The entries follow. Print each one exactly.

——————

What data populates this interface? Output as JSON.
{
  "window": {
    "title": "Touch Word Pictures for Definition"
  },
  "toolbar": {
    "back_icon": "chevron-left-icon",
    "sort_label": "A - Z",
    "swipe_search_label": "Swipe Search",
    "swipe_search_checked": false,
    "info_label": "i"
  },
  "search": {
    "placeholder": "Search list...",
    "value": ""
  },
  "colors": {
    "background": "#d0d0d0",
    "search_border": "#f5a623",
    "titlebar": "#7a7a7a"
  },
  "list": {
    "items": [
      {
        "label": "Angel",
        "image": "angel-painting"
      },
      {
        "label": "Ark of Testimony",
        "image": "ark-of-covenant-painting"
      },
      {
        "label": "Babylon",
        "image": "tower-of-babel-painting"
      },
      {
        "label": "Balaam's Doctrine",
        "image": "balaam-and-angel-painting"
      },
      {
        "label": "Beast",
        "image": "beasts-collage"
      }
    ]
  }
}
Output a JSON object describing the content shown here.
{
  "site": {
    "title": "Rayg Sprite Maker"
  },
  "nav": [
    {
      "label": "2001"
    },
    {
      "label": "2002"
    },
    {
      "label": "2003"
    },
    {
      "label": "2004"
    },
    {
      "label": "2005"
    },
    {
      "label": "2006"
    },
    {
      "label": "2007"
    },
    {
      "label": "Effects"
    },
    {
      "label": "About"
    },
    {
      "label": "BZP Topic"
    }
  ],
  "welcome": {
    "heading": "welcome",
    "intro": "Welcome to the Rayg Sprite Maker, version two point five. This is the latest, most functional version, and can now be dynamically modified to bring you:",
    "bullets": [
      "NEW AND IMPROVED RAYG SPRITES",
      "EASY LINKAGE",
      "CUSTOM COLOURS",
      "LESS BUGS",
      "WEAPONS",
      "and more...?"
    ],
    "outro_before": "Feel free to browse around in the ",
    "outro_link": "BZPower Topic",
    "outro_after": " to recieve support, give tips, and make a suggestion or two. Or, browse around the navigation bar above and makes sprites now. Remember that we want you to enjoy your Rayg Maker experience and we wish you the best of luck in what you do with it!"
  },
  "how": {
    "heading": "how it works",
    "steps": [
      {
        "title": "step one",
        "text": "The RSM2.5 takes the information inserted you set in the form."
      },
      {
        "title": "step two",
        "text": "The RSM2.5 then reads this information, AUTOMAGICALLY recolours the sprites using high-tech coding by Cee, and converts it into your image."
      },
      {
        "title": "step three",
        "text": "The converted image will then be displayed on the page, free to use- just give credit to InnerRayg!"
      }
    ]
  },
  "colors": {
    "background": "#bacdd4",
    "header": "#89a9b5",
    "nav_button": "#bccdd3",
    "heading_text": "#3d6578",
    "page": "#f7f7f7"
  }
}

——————

◆ **Response box**
What data populates this interface? Output as JSON.
{
  "window": {
    "title": "Touch Word Pictures for Definition"
  },
  "toolbar": {
    "back_icon": "chevron-left-icon",
    "sort_label": "A - Z",
    "swipe_search_label": "Swipe Search",
    "swipe_search_checked": false,
    "info_label": "i"
  },
  "search": {
    "placeholder": "Search list...",
    "value": ""
  },
  "colors": {
    "background": "#d0d0d0",
    "search_border": "#f5a623",
    "titlebar": "#7a7a7a"
  },
  "list": {
    "items": [
      {
        "label": "Angel",
        "image": "angel-painting"
      },
      {
        "label": "Ark of Testimony",
        "image": "ark-of-covenant-painting"
      },
      {
        "label": "Babylon",
        "image": "tower-of-babel-painting"
      },
      {
        "label": "Balaam's Doctrine",
        "image": "balaam-and-angel-painting"
      },
      {
        "label": "Beast",
        "image": "beasts-collage"
      }
    ]
  }
}
Output a JSON object describing the content shown here.
{
  "site": {
    "title": "Rayg Sprite Maker"
  },
  "nav": [
    {
      "label": "2001"
    },
    {
      "label": "2002"
    },
    {
      "label": "2003"
    },
    {
      "label": "2004"
    },
    {
      "label": "2005"
    },
    {
      "label": "2006"
    },
    {
      "label": "2007"
    },
    {
      "label": "Effects"
    },
    {
      "label": "About"
    },
    {
      "label": "BZP Topic"
    }
  ],
  "welcome": {
    "heading": "welcome",
    "intro": "Welcome to the Rayg Sprite Maker, version two point five. This is the latest, most functional version, and can now be dynamically modified to bring you:",
    "bullets": [
      "NEW AND IMPROVED RAYG SPRITES",
      "EASY LINKAGE",
      "CUSTOM COLOURS",
      "LESS BUGS",
      "WEAPONS",
      "and more...?"
    ],
    "outro_before": "Feel free to browse around in the ",
    "outro_link": "BZPower Topic",
    "outro_after": " to recieve support, give tips, and make a suggestion or two. Or, browse around the navigation bar above and makes sprites now. Remember that we want you to enjoy your Rayg Maker experience and we wish you the best of luck in what you do with it!"
  },
  "how": {
    "heading": "how it works",
    "steps": [
      {
        "title": "step one",
        "text": "The RSM2.5 takes the information inserted you set in the form."
      },
      {
        "title": "step two",
        "text": "The RSM2.5 then reads this information, AUTOMAGICALLY recolours the sprites using high-tech coding by Cee, and converts it into your image."
      },
      {
        "title": "step three",
        "text": "The converted image will then be displayed on the page, free to use- just give credit to InnerRayg!"
      }
    ]
  },
  "colors": {
    "background": "#bacdd4",
    "header": "#89a9b5",
    "nav_button": "#bccdd3",
    "heading_text": "#3d6578",
    "page": "#f7f7f7"
  }
}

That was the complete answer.